Every record below should be copied exactly, with the pictures left out.

TASK DATA Start Marker

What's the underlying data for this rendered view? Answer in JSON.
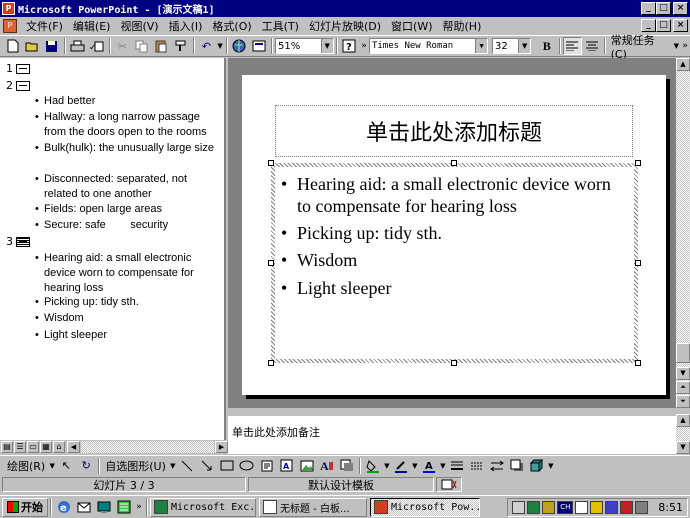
{
  "window": {
    "title": "Microsoft PowerPoint - [演示文稿1]",
    "app_icon": "P",
    "min": "_",
    "max": "□",
    "close": "×"
  },
  "menu": {
    "items": [
      "文件(F)",
      "编辑(E)",
      "视图(V)",
      "插入(I)",
      "格式(O)",
      "工具(T)",
      "幻灯片放映(D)",
      "窗口(W)",
      "帮助(H)"
    ]
  },
  "toolbar": {
    "zoom": "51%",
    "font": "Times New Roman",
    "size": "32",
    "bold": "B",
    "tasks": "常规任务(C)"
  },
  "outline": {
    "slide1": "1",
    "slide2": "2",
    "slide3": "3",
    "slide2_bullets": [
      "Had better",
      "Hallway: a long narrow passage from the doors open to the rooms",
      "Bulk(hulk): the unusually large size",
      "Disconnected: separated, not related to one another",
      "Fields: open large areas",
      "Secure: safe        security"
    ],
    "slide3_bullets": [
      "Hearing aid: a small electronic device worn to compensate for hearing loss",
      "Picking up: tidy sth.",
      "Wisdom",
      "Light sleeper"
    ]
  },
  "slide": {
    "title_placeholder": "单击此处添加标题",
    "bullets": [
      "Hearing aid: a small electronic device worn to compensate for hearing loss",
      "Picking up: tidy sth.",
      "Wisdom",
      "Light sleeper"
    ]
  },
  "notes": {
    "placeholder": "单击此处添加备注"
  },
  "drawbar": {
    "draw": "绘图(R)",
    "autoshapes": "自选图形(U)"
  },
  "status": {
    "slide": "幻灯片 3 / 3",
    "template": "默认设计模板"
  },
  "taskbar": {
    "start": "开始",
    "tasks": [
      "Microsoft Exc...",
      "无标题 - 白板...",
      "Microsoft Pow..."
    ],
    "clock": "8:51",
    "tray_ch": "CH"
  }
}
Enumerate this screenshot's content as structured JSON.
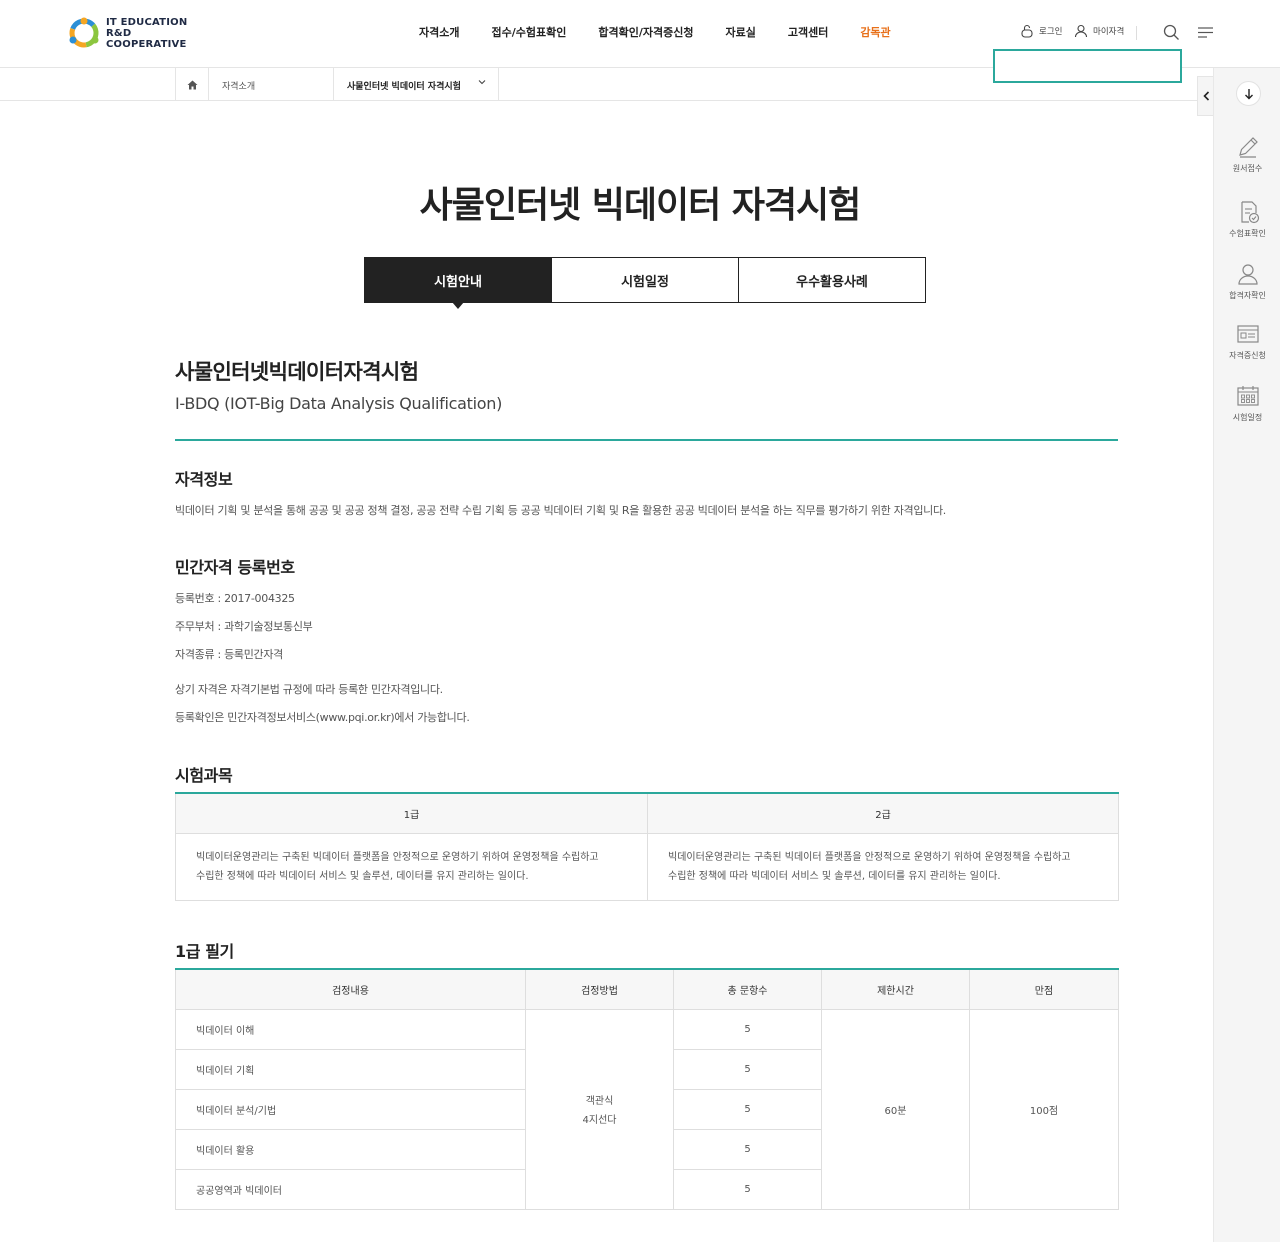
{
  "header": {
    "logo": {
      "line1": "IT EDUCATION",
      "line2": "R&D COOPERATIVE"
    },
    "nav": [
      "자격소개",
      "접수/수험표확인",
      "합격확인/자격증신청",
      "자료실",
      "고객센터",
      "감독관"
    ],
    "active_nav_color": "#e8701a",
    "util": {
      "login": "로그인",
      "mypage": "마이자격"
    }
  },
  "breadcrumb": {
    "level1": "자격소개",
    "level2": "사물인터넷 빅데이터 자격시험"
  },
  "side_menu": {
    "items": [
      {
        "label": "원서접수",
        "icon": "pencil-icon"
      },
      {
        "label": "수험표확인",
        "icon": "document-check-icon"
      },
      {
        "label": "합격자확인",
        "icon": "person-icon"
      },
      {
        "label": "자격증신청",
        "icon": "certificate-icon"
      },
      {
        "label": "시험일정",
        "icon": "calendar-icon"
      }
    ]
  },
  "page": {
    "title": "사물인터넷 빅데이터 자격시험",
    "tabs": [
      "시험안내",
      "시험일정",
      "우수활용사례"
    ],
    "active_tab": 0
  },
  "qual": {
    "title": "사물인터넷빅데이터자격시험",
    "subtitle": "I-BDQ (IOT-Big Data Analysis Qualification)"
  },
  "info": {
    "heading": "자격정보",
    "text": "빅데이터 기획 및 분석을 통해 공공 및 공공 정책 결정, 공공 전략 수립 기획 등 공공 빅데이터 기획 및 R을 활용한 공공 빅데이터 분석을 하는 직무를 평가하기 위한 자격입니다."
  },
  "registration": {
    "heading": "민간자격 등록번호",
    "lines": [
      "등록번호 : 2017-004325",
      "주무부처 : 과학기술정보통신부",
      "자격종류 : 등록민간자격"
    ],
    "notes": [
      "상기 자격은 자격기본법 규정에 따라 등록한 민간자격입니다.",
      "등록확인은 민간자격정보서비스(www.pqi.or.kr)에서 가능합니다."
    ]
  },
  "subjects": {
    "heading": "시험과목",
    "columns": [
      "1급",
      "2급"
    ],
    "cells": [
      [
        "빅데이터운영관리는 구축된 빅데이터 플랫폼을 안정적으로 운영하기 위하여 운영정책을 수립하고",
        "수립한 정책에 따라 빅데이터 서비스 및 솔루션, 데이터를 유지 관리하는 일이다."
      ],
      [
        "빅데이터운영관리는 구축된 빅데이터 플랫폼을 안정적으로 운영하기 위하여 운영정책을 수립하고",
        "수립한 정책에 따라 빅데이터 서비스 및 솔루션, 데이터를 유지 관리하는 일이다."
      ]
    ]
  },
  "written": {
    "heading": "1급 필기",
    "columns": [
      "검정내용",
      "검정방법",
      "총 문항수",
      "제한시간",
      "만점"
    ],
    "rows": [
      {
        "content": "빅데이터 이해",
        "count": "5"
      },
      {
        "content": "빅데이터 기획",
        "count": "5"
      },
      {
        "content": "빅데이터 분석/기법",
        "count": "5"
      },
      {
        "content": "빅데이터 활용",
        "count": "5"
      },
      {
        "content": "공공영역과 빅데이터",
        "count": "5"
      }
    ],
    "method": [
      "객관식",
      "4지선다"
    ],
    "time": "60분",
    "score": "100점"
  },
  "colors": {
    "accent": "#2ba89c",
    "dark": "#222222"
  }
}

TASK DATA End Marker

» RESULT OF THIS EXERCISE:
What's the underlying data for this rendered view? Answer in JSON.
{
  "window": {
    "title": "Microsoft PowerPoint - [演示文稿1]",
    "app_icon": "P",
    "min": "_",
    "max": "□",
    "close": "×"
  },
  "menu": {
    "items": [
      "文件(F)",
      "编辑(E)",
      "视图(V)",
      "插入(I)",
      "格式(O)",
      "工具(T)",
      "幻灯片放映(D)",
      "窗口(W)",
      "帮助(H)"
    ]
  },
  "toolbar": {
    "zoom": "51%",
    "font": "Times New Roman",
    "size": "32",
    "bold": "B",
    "tasks": "常规任务(C)"
  },
  "outline": {
    "slide1": "1",
    "slide2": "2",
    "slide3": "3",
    "slide2_bullets": [
      "Had better",
      "Hallway: a long narrow passage from the doors open to the rooms",
      "Bulk(hulk): the unusually large size",
      "Disconnected: separated, not related to one another",
      "Fields: open large areas",
      "Secure: safe        security"
    ],
    "slide3_bullets": [
      "Hearing aid: a small electronic device worn to compensate for hearing loss",
      "Picking up: tidy sth.",
      "Wisdom",
      "Light sleeper"
    ]
  },
  "slide": {
    "title_placeholder": "单击此处添加标题",
    "bullets": [
      "Hearing aid: a small electronic device worn to compensate for hearing loss",
      "Picking up: tidy sth.",
      "Wisdom",
      "Light sleeper"
    ]
  },
  "notes": {
    "placeholder": "单击此处添加备注"
  },
  "drawbar": {
    "draw": "绘图(R)",
    "autoshapes": "自选图形(U)"
  },
  "status": {
    "slide": "幻灯片 3 / 3",
    "template": "默认设计模板"
  },
  "taskbar": {
    "start": "开始",
    "tasks": [
      "Microsoft Exc...",
      "无标题 - 白板...",
      "Microsoft Pow..."
    ],
    "clock": "8:51",
    "tray_ch": "CH"
  }
}
Enumerate this screenshot's content as structured JSON.
{
  "header": {
    "logo": {
      "line1": "IT EDUCATION",
      "line2": "R&D COOPERATIVE"
    },
    "nav": [
      "자격소개",
      "접수/수험표확인",
      "합격확인/자격증신청",
      "자료실",
      "고객센터",
      "감독관"
    ],
    "active_nav_color": "#e8701a",
    "util": {
      "login": "로그인",
      "mypage": "마이자격"
    }
  },
  "breadcrumb": {
    "level1": "자격소개",
    "level2": "사물인터넷 빅데이터 자격시험"
  },
  "side_menu": {
    "items": [
      {
        "label": "원서접수",
        "icon": "pencil-icon"
      },
      {
        "label": "수험표확인",
        "icon": "document-check-icon"
      },
      {
        "label": "합격자확인",
        "icon": "person-icon"
      },
      {
        "label": "자격증신청",
        "icon": "certificate-icon"
      },
      {
        "label": "시험일정",
        "icon": "calendar-icon"
      }
    ]
  },
  "page": {
    "title": "사물인터넷 빅데이터 자격시험",
    "tabs": [
      "시험안내",
      "시험일정",
      "우수활용사례"
    ],
    "active_tab": 0
  },
  "qual": {
    "title": "사물인터넷빅데이터자격시험",
    "subtitle": "I-BDQ (IOT-Big Data Analysis Qualification)"
  },
  "info": {
    "heading": "자격정보",
    "text": "빅데이터 기획 및 분석을 통해 공공 및 공공 정책 결정, 공공 전략 수립 기획 등 공공 빅데이터 기획 및 R을 활용한 공공 빅데이터 분석을 하는 직무를 평가하기 위한 자격입니다."
  },
  "registration": {
    "heading": "민간자격 등록번호",
    "lines": [
      "등록번호 : 2017-004325",
      "주무부처 : 과학기술정보통신부",
      "자격종류 : 등록민간자격"
    ],
    "notes": [
      "상기 자격은 자격기본법 규정에 따라 등록한 민간자격입니다.",
      "등록확인은 민간자격정보서비스(www.pqi.or.kr)에서 가능합니다."
    ]
  },
  "subjects": {
    "heading": "시험과목",
    "columns": [
      "1급",
      "2급"
    ],
    "cells": [
      [
        "빅데이터운영관리는 구축된 빅데이터 플랫폼을 안정적으로 운영하기 위하여 운영정책을 수립하고",
        "수립한 정책에 따라 빅데이터 서비스 및 솔루션, 데이터를 유지 관리하는 일이다."
      ],
      [
        "빅데이터운영관리는 구축된 빅데이터 플랫폼을 안정적으로 운영하기 위하여 운영정책을 수립하고",
        "수립한 정책에 따라 빅데이터 서비스 및 솔루션, 데이터를 유지 관리하는 일이다."
      ]
    ]
  },
  "written": {
    "heading": "1급 필기",
    "columns": [
      "검정내용",
      "검정방법",
      "총 문항수",
      "제한시간",
      "만점"
    ],
    "rows": [
      {
        "content": "빅데이터 이해",
        "count": "5"
      },
      {
        "content": "빅데이터 기획",
        "count": "5"
      },
      {
        "content": "빅데이터 분석/기법",
        "count": "5"
      },
      {
        "content": "빅데이터 활용",
        "count": "5"
      },
      {
        "content": "공공영역과 빅데이터",
        "count": "5"
      }
    ],
    "method": [
      "객관식",
      "4지선다"
    ],
    "time": "60분",
    "score": "100점"
  },
  "colors": {
    "accent": "#2ba89c",
    "dark": "#222222"
  }
}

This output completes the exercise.